▶ EXERCISE GOAL: When a line of the listing below has the string "Google" in it, copy that line.

◇ ◇ ◇

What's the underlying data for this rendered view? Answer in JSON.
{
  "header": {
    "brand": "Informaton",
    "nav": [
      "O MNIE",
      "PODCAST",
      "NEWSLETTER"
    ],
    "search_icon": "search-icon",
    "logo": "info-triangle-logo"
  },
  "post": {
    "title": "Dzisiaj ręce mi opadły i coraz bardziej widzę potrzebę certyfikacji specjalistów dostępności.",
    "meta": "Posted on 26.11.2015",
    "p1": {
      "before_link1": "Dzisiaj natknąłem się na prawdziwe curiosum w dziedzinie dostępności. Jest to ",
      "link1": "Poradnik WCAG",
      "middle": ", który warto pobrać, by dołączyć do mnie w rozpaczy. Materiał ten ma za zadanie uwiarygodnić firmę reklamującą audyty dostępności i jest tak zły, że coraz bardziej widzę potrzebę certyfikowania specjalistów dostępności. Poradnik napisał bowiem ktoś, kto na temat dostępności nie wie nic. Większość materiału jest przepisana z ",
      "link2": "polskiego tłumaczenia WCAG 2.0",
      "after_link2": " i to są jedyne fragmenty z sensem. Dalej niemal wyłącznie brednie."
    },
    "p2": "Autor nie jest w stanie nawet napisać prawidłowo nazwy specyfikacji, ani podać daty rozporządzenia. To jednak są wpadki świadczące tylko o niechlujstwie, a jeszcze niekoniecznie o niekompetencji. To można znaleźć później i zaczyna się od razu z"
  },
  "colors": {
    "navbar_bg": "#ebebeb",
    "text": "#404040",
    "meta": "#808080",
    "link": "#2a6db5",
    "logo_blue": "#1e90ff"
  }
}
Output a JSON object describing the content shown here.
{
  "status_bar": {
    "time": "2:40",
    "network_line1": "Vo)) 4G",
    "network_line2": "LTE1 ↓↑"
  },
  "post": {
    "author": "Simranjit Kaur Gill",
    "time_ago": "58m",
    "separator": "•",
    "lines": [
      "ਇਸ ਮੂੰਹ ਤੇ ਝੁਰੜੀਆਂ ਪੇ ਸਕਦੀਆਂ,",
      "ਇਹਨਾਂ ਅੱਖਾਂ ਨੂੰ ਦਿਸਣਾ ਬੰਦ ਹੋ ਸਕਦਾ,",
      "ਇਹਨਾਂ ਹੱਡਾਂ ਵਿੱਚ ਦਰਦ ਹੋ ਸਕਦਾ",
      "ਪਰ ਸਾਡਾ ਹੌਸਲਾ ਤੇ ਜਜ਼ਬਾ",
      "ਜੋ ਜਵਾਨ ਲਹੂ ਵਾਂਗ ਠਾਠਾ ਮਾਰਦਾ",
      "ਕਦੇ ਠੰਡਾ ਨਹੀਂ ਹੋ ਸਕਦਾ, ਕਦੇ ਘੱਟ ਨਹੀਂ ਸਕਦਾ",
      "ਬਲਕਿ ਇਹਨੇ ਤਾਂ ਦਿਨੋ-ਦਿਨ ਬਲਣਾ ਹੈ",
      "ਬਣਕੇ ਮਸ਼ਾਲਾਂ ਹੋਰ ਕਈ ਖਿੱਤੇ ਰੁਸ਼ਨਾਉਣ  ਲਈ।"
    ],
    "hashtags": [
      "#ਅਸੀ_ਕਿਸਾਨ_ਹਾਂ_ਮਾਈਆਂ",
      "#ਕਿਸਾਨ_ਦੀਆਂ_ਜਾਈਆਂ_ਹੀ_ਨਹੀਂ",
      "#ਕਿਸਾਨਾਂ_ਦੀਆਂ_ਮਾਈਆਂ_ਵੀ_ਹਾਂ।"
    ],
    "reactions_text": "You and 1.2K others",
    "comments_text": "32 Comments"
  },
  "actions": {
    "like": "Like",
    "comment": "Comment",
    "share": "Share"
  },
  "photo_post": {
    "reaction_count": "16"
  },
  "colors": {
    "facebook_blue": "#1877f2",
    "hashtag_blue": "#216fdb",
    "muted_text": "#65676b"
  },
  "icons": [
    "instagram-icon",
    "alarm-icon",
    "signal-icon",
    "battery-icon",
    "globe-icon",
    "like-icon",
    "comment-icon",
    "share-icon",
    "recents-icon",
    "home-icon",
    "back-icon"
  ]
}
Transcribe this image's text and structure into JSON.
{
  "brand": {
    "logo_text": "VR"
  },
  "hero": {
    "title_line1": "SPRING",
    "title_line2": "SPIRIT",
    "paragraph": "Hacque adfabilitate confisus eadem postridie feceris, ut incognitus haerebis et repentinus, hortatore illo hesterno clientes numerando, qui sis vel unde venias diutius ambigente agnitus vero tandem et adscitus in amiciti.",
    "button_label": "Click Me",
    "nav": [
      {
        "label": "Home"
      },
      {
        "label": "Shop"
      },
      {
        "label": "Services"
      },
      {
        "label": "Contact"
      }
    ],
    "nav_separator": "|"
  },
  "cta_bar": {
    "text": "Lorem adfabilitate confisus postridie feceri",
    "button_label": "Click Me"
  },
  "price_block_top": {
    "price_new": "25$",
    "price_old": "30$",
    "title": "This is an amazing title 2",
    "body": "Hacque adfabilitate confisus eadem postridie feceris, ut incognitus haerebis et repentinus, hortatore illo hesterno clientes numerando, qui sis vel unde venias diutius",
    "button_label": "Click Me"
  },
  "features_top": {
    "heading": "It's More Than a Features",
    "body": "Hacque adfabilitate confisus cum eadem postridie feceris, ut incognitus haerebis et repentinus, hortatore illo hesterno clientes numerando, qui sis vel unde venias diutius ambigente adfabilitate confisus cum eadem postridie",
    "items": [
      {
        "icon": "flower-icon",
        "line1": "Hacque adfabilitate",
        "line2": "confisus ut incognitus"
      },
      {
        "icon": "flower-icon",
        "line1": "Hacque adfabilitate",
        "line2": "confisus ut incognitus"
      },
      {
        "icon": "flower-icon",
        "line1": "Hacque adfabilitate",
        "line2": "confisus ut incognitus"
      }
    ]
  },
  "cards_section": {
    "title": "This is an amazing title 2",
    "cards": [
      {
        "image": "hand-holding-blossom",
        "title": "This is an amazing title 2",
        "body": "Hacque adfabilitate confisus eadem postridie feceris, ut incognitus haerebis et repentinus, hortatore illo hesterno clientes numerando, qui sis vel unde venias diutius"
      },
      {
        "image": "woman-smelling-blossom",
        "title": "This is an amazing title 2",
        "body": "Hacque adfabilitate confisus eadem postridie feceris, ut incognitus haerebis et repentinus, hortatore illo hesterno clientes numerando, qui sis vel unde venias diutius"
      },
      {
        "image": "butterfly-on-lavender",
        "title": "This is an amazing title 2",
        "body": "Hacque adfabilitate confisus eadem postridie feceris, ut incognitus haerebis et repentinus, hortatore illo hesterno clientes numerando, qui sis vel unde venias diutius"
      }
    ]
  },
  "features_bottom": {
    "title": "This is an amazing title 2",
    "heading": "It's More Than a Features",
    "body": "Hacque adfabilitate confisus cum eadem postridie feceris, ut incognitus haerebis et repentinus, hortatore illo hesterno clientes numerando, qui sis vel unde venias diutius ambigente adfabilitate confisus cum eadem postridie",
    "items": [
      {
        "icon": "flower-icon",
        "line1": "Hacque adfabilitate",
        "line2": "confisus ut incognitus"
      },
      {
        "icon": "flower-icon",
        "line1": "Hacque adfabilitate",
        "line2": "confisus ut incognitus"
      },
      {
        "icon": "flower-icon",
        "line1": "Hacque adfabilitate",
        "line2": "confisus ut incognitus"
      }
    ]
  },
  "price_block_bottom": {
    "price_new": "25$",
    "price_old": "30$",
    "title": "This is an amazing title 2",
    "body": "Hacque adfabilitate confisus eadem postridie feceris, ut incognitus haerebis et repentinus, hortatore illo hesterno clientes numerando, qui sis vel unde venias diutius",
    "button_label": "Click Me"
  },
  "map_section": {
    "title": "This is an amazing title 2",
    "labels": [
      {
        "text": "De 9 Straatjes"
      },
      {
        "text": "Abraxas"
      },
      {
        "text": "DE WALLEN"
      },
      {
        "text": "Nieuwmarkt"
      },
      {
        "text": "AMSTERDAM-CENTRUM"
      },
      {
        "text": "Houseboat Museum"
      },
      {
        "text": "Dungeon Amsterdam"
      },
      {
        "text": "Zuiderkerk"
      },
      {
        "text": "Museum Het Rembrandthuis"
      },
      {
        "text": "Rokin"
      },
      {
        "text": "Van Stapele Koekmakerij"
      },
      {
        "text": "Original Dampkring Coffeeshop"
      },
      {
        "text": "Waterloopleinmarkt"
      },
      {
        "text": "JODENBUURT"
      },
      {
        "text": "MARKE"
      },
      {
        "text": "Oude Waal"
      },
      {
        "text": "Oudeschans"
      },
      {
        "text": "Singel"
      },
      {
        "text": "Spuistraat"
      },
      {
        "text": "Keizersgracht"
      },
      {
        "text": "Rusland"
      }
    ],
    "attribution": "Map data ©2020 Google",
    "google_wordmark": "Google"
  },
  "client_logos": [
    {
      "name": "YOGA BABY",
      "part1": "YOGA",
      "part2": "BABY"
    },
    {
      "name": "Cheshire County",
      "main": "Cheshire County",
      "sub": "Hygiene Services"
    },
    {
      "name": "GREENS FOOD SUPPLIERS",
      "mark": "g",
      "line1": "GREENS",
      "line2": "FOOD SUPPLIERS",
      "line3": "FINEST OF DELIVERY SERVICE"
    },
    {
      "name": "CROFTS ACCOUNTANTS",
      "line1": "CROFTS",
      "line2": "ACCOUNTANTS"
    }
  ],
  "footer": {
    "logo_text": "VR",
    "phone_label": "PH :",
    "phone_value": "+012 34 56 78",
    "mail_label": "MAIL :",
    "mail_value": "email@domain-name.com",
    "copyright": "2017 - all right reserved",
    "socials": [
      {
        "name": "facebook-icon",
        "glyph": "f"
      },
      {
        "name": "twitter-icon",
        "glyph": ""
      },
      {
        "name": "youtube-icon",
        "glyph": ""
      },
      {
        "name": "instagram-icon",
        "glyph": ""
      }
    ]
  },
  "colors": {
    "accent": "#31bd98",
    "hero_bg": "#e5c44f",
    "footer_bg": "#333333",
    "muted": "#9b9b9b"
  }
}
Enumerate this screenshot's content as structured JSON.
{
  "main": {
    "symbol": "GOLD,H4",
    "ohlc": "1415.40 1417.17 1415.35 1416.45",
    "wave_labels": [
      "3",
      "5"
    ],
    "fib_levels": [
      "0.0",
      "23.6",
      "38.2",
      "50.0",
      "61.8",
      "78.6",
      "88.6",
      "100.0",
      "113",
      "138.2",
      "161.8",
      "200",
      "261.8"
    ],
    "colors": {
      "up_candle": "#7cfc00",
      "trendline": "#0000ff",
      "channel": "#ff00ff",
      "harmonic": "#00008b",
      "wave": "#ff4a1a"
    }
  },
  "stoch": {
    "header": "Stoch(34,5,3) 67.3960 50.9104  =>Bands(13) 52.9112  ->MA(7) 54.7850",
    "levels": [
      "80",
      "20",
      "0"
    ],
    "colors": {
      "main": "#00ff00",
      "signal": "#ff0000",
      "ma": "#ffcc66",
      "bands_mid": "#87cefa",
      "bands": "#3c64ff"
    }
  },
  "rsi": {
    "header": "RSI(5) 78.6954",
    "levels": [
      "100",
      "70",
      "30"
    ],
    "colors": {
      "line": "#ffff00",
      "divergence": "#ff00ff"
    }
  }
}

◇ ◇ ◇

▶ OUTPUT OF THE EXERCISE:
    "attribution": "Map data ©2020 Google",
    "google_wordmark": "Google"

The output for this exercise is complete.